Work order:
Could each entry below be printed again exactly as given?

Given records Start Marker

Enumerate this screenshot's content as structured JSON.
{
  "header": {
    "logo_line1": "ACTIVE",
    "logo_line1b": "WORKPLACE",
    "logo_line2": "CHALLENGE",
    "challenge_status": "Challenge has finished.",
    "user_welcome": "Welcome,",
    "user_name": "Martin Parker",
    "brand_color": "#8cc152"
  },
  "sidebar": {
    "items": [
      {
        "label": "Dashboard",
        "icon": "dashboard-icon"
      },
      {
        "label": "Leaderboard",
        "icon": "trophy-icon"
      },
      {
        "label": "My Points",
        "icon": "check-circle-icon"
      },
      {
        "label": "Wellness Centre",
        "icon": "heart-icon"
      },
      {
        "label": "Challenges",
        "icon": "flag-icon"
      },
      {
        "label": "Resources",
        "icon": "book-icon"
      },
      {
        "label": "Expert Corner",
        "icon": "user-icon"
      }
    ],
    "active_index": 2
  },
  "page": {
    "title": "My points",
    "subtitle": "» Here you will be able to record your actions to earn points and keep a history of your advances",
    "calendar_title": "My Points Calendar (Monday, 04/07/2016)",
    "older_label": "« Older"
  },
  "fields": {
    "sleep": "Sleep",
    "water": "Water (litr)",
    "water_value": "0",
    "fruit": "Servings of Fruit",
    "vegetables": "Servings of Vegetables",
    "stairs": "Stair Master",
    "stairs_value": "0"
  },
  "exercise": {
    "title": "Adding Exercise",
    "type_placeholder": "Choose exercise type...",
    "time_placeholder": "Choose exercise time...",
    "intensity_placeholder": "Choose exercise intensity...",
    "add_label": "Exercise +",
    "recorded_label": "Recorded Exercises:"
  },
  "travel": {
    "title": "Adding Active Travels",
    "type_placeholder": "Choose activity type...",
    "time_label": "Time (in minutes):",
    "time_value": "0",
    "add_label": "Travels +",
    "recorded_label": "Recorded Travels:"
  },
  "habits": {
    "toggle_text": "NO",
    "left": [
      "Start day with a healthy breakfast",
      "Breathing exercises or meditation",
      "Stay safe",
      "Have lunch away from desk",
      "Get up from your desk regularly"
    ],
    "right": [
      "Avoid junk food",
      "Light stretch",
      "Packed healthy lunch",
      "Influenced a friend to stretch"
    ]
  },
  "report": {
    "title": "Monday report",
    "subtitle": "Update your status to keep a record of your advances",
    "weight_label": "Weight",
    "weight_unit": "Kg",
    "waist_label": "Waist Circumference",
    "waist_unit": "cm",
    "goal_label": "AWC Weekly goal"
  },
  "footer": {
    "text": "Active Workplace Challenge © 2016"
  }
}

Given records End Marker

Exercise output:
Enumerate this screenshot's content as structured JSON.
{
  "header": {
    "logo_line1": "ACTIVE",
    "logo_line1b": "WORKPLACE",
    "logo_line2": "CHALLENGE",
    "challenge_status": "Challenge has finished.",
    "user_welcome": "Welcome,",
    "user_name": "Martin Parker",
    "brand_color": "#8cc152"
  },
  "sidebar": {
    "items": [
      {
        "label": "Dashboard",
        "icon": "dashboard-icon"
      },
      {
        "label": "Leaderboard",
        "icon": "trophy-icon"
      },
      {
        "label": "My Points",
        "icon": "check-circle-icon"
      },
      {
        "label": "Wellness Centre",
        "icon": "heart-icon"
      },
      {
        "label": "Challenges",
        "icon": "flag-icon"
      },
      {
        "label": "Resources",
        "icon": "book-icon"
      },
      {
        "label": "Expert Corner",
        "icon": "user-icon"
      }
    ],
    "active_index": 2
  },
  "page": {
    "title": "My points",
    "subtitle": "» Here you will be able to record your actions to earn points and keep a history of your advances",
    "calendar_title": "My Points Calendar (Monday, 04/07/2016)",
    "older_label": "« Older"
  },
  "fields": {
    "sleep": "Sleep",
    "water": "Water (litr)",
    "water_value": "0",
    "fruit": "Servings of Fruit",
    "vegetables": "Servings of Vegetables",
    "stairs": "Stair Master",
    "stairs_value": "0"
  },
  "exercise": {
    "title": "Adding Exercise",
    "type_placeholder": "Choose exercise type...",
    "time_placeholder": "Choose exercise time...",
    "intensity_placeholder": "Choose exercise intensity...",
    "add_label": "Exercise +",
    "recorded_label": "Recorded Exercises:"
  },
  "travel": {
    "title": "Adding Active Travels",
    "type_placeholder": "Choose activity type...",
    "time_label": "Time (in minutes):",
    "time_value": "0",
    "add_label": "Travels +",
    "recorded_label": "Recorded Travels:"
  },
  "habits": {
    "toggle_text": "NO",
    "left": [
      "Start day with a healthy breakfast",
      "Breathing exercises or meditation",
      "Stay safe",
      "Have lunch away from desk",
      "Get up from your desk regularly"
    ],
    "right": [
      "Avoid junk food",
      "Light stretch",
      "Packed healthy lunch",
      "Influenced a friend to stretch"
    ]
  },
  "report": {
    "title": "Monday report",
    "subtitle": "Update your status to keep a record of your advances",
    "weight_label": "Weight",
    "weight_unit": "Kg",
    "waist_label": "Waist Circumference",
    "waist_unit": "cm",
    "goal_label": "AWC Weekly goal"
  },
  "footer": {
    "text": "Active Workplace Challenge © 2016"
  }
}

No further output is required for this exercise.